Component data from apps and pages:
___
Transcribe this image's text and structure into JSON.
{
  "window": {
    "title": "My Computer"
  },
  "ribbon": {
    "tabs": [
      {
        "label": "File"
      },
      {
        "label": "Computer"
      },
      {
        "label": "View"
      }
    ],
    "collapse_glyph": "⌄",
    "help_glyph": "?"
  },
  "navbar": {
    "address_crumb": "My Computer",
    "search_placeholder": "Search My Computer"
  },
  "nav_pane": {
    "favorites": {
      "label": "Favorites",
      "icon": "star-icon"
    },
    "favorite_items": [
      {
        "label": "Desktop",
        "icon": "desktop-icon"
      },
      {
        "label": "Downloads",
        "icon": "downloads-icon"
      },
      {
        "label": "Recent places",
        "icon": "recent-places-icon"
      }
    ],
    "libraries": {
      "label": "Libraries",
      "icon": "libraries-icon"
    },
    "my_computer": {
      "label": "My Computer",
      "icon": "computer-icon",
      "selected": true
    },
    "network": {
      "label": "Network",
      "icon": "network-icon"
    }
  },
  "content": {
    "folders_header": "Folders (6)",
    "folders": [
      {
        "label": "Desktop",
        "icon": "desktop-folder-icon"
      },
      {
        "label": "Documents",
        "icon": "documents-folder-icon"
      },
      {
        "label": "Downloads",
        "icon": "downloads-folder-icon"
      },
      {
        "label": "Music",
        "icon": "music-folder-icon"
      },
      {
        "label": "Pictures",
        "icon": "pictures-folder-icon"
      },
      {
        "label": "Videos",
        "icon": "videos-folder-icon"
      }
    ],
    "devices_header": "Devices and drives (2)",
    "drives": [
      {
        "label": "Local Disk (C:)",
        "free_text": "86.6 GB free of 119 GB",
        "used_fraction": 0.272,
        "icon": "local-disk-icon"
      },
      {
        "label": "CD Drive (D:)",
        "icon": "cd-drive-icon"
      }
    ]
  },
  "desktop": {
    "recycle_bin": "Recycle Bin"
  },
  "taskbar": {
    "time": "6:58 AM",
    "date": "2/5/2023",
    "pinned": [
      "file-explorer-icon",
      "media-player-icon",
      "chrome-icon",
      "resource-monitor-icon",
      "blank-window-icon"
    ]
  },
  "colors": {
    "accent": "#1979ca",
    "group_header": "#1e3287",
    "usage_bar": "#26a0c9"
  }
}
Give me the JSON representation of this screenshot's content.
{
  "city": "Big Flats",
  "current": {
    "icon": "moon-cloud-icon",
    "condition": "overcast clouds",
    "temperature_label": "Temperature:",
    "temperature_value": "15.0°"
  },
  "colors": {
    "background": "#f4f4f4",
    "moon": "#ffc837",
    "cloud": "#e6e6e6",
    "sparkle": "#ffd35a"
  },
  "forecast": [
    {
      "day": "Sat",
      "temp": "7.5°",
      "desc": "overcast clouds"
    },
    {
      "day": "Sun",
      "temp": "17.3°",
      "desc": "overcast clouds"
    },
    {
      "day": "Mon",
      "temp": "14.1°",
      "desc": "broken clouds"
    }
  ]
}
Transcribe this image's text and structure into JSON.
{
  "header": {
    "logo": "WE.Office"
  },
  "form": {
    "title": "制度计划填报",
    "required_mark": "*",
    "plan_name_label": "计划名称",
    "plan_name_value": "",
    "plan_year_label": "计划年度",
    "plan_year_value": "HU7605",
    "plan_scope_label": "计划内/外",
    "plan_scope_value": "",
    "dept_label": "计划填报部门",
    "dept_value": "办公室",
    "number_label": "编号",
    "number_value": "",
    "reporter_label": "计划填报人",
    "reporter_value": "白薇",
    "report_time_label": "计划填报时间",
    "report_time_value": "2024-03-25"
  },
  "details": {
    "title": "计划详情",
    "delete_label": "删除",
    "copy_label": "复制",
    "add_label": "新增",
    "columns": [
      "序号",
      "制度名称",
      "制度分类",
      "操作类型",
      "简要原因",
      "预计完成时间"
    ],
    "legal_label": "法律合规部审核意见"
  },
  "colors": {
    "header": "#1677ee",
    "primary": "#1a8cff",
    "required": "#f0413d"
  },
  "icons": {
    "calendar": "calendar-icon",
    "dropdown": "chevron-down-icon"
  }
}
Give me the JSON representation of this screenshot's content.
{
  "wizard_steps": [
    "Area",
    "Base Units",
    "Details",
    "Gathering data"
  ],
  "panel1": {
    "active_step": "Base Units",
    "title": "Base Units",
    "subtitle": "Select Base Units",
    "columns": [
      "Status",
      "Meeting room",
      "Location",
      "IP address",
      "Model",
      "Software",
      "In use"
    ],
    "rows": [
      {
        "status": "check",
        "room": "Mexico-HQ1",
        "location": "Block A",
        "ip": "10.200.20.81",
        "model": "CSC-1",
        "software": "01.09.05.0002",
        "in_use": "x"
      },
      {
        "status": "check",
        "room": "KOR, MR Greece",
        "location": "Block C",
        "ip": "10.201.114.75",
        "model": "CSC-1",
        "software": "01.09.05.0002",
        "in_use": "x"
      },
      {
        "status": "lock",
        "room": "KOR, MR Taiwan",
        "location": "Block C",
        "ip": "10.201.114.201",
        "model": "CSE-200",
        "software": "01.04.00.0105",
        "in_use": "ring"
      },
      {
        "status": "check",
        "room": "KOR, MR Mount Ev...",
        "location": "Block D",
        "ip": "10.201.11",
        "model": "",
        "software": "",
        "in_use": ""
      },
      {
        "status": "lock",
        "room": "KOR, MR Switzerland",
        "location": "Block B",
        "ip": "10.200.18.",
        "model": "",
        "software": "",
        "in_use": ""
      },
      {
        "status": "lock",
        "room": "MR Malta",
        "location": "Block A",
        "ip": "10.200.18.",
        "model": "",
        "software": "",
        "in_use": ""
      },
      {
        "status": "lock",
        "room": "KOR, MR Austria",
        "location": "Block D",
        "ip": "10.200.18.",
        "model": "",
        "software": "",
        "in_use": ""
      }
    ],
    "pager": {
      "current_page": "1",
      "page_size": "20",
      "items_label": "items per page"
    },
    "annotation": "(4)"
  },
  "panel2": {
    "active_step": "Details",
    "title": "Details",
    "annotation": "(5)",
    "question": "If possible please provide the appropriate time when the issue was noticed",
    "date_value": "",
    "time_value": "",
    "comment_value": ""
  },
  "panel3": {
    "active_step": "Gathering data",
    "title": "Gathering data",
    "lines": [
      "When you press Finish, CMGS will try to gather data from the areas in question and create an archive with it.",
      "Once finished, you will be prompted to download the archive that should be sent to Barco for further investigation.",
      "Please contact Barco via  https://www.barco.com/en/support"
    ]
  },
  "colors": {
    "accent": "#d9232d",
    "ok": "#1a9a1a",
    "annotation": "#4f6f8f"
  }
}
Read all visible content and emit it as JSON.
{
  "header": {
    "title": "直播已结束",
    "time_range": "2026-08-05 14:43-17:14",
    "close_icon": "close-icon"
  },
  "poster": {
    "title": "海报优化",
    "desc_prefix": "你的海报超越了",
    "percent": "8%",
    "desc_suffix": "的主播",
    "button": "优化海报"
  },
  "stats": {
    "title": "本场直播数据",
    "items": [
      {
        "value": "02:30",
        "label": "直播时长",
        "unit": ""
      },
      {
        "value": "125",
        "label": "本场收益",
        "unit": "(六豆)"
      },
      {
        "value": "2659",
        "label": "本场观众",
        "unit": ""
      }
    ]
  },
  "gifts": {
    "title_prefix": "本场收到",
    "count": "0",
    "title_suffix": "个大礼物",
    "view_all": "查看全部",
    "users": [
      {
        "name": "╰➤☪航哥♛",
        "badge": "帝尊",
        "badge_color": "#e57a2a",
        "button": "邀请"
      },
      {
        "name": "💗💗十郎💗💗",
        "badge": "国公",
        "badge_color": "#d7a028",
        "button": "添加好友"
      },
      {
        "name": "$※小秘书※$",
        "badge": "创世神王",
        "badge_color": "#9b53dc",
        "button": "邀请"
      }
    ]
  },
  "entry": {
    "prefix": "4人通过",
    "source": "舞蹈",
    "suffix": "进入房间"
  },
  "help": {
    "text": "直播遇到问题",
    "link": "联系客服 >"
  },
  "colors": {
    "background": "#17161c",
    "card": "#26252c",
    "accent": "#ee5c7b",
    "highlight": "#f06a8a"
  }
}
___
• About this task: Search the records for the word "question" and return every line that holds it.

• Answer box:
    "question": "If possible please provide the appropriate time when the issue was noticed",
      "When you press Finish, CMGS will try to gather data from the areas in question and create an archive with it.",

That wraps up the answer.